DATA EXTRACT:
Start of Block

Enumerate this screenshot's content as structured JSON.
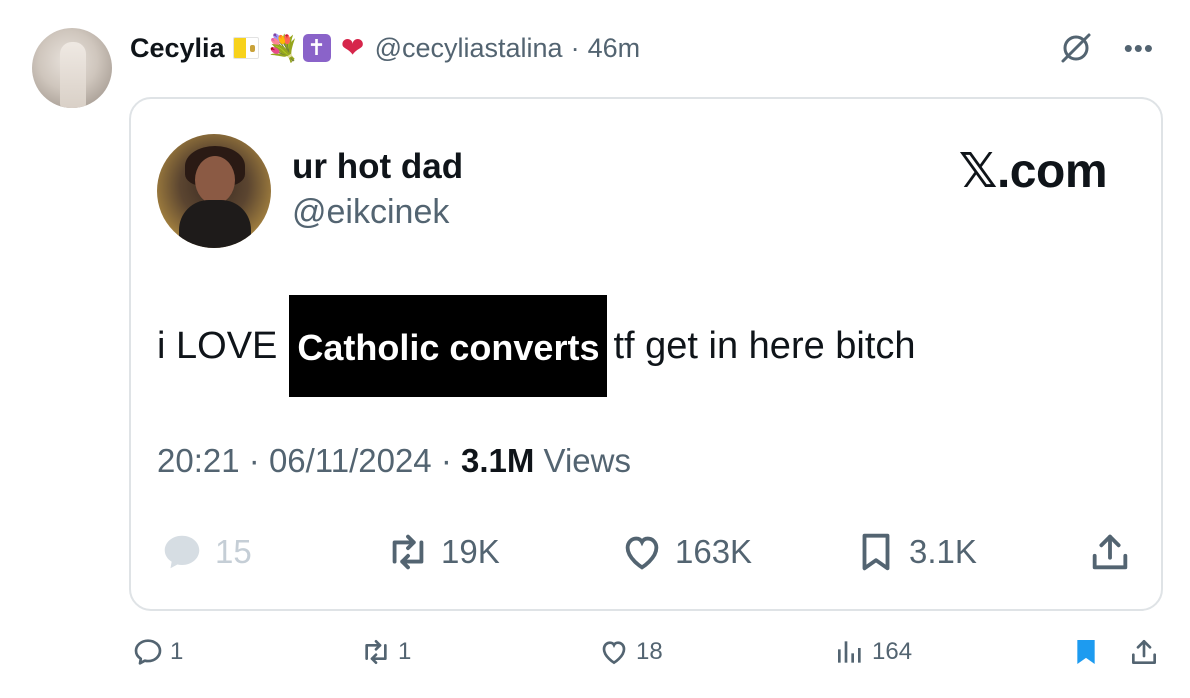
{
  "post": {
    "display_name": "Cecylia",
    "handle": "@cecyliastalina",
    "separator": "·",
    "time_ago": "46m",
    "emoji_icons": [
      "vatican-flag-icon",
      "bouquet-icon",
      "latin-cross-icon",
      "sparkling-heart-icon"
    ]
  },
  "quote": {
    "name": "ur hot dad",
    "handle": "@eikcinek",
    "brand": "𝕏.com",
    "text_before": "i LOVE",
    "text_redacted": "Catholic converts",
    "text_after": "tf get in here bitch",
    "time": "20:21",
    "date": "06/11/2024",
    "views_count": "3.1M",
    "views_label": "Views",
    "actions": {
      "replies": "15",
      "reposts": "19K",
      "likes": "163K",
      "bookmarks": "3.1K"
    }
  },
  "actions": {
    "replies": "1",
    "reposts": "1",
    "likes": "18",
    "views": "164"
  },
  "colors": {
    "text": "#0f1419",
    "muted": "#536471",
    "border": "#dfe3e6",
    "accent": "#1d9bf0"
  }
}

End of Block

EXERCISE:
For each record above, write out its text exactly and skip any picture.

FINISHED EXERCISE:
Enumerate this screenshot's content as structured JSON.
{
  "post": {
    "display_name": "Cecylia",
    "handle": "@cecyliastalina",
    "separator": "·",
    "time_ago": "46m",
    "emoji_icons": [
      "vatican-flag-icon",
      "bouquet-icon",
      "latin-cross-icon",
      "sparkling-heart-icon"
    ]
  },
  "quote": {
    "name": "ur hot dad",
    "handle": "@eikcinek",
    "brand": "𝕏.com",
    "text_before": "i LOVE",
    "text_redacted": "Catholic converts",
    "text_after": "tf get in here bitch",
    "time": "20:21",
    "date": "06/11/2024",
    "views_count": "3.1M",
    "views_label": "Views",
    "actions": {
      "replies": "15",
      "reposts": "19K",
      "likes": "163K",
      "bookmarks": "3.1K"
    }
  },
  "actions": {
    "replies": "1",
    "reposts": "1",
    "likes": "18",
    "views": "164"
  },
  "colors": {
    "text": "#0f1419",
    "muted": "#536471",
    "border": "#dfe3e6",
    "accent": "#1d9bf0"
  }
}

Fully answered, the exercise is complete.